So how are we to live? Jesus told a parable about wise and foolish bridesmaids, the difference between wisdom and foolishness being preparation, foresight, living now with a vision for what may be needed later on. Attentiveness. Mindfulness–how we could use that now. 

In one of the chapters of PB’s new book, Love is the Way: Holding onto Hope in Troubling Times, wonderfully entitled, “What Dolly Parton and Desmond Tutu Have in Common,” Curry also reminds us of the power of dreams, and how living by our our dreams requires strength perseverance whenever we bump up against the crucible steel hardships of life. As an example of what that strength and perseverance looks like, he cites what was known in the Civil Rights Movement as the “Ten Commandments of Nonviolence.” They were part of the training Dr. King and others required of all those taking part in “the movement”–the nonviolent movement for the freedom they all longed for.    

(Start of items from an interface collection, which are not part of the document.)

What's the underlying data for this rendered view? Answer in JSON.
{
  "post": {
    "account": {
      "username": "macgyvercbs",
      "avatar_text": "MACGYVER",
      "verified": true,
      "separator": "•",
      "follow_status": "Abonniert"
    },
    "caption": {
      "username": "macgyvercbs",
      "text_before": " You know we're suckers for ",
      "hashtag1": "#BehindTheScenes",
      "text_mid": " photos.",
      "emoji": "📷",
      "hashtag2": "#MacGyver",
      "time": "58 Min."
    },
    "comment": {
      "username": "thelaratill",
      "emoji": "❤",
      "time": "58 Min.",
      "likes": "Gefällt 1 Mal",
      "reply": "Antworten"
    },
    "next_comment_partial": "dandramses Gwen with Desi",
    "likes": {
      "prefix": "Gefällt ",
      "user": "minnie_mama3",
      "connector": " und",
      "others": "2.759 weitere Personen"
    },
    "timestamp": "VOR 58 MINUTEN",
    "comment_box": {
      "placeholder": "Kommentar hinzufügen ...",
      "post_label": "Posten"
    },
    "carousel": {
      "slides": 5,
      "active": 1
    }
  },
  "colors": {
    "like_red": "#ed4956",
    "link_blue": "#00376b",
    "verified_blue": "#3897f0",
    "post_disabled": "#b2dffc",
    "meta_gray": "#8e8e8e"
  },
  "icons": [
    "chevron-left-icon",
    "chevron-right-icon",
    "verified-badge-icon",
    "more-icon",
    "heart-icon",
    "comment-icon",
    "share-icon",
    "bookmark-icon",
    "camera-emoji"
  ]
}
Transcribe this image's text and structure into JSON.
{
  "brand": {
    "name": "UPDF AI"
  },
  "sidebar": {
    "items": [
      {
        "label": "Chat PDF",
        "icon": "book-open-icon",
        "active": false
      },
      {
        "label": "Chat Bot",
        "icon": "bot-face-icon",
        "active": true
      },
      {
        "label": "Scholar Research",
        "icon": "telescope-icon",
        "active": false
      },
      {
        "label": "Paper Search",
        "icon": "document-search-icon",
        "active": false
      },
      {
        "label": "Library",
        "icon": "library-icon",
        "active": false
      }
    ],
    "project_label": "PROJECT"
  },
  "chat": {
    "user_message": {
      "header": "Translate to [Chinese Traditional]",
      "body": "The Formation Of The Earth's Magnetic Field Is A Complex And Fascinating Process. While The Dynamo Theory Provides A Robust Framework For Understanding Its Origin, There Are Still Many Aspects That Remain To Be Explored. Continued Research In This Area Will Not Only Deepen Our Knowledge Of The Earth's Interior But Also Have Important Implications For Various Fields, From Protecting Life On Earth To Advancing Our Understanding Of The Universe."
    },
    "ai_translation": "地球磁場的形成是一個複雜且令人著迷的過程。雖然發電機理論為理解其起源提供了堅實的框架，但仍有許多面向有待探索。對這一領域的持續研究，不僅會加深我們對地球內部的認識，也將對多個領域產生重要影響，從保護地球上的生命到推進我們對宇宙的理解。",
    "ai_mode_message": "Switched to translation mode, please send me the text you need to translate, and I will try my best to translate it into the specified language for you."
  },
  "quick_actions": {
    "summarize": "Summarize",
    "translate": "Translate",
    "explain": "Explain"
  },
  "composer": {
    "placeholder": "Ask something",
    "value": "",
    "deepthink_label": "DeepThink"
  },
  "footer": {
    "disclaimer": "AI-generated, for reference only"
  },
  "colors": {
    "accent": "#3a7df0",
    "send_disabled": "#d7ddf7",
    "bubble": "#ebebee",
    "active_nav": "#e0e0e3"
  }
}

  • Meditate daily on the teachings and life of Jesus.
  • Remember always that the non-violent movement seeks justice and reconciliation–not victory.
  • Walk and talk in the manner of love, for God is love.
  • Pray daily to be used by God in order that all might be free.
  • Sacrifice personal wishes in order that all might be free.
  • Observe with both friend and foe the ordinary rules of courtesy.
  • Seek to perform regular service for others and for the world.
  • Refrain from the violence of fist, tongue, or heart.
  • Strive to be in good spiritual and bodily health.1

What would the world look like if even a percentage of Christians committed to these things now? What would Washington, DC look like? What would the Diocese of Washington look like? What would St. Stephen’s and the Incarnation look like? What would my family and yours look like? 

When we do these things–always imperfectly, for we are not perfect–we become more like Jesus. We sound more like Jesus. And some of his light shines through us. No matter what happens, what lies in store, surely that would be a wonderful thing–our offering of love and justice for those around us. 

1 Michael Curry, Love is the Way: Holding onto Hope in Troubling Times (New York: Avery Books, 2020), pp. 92-94.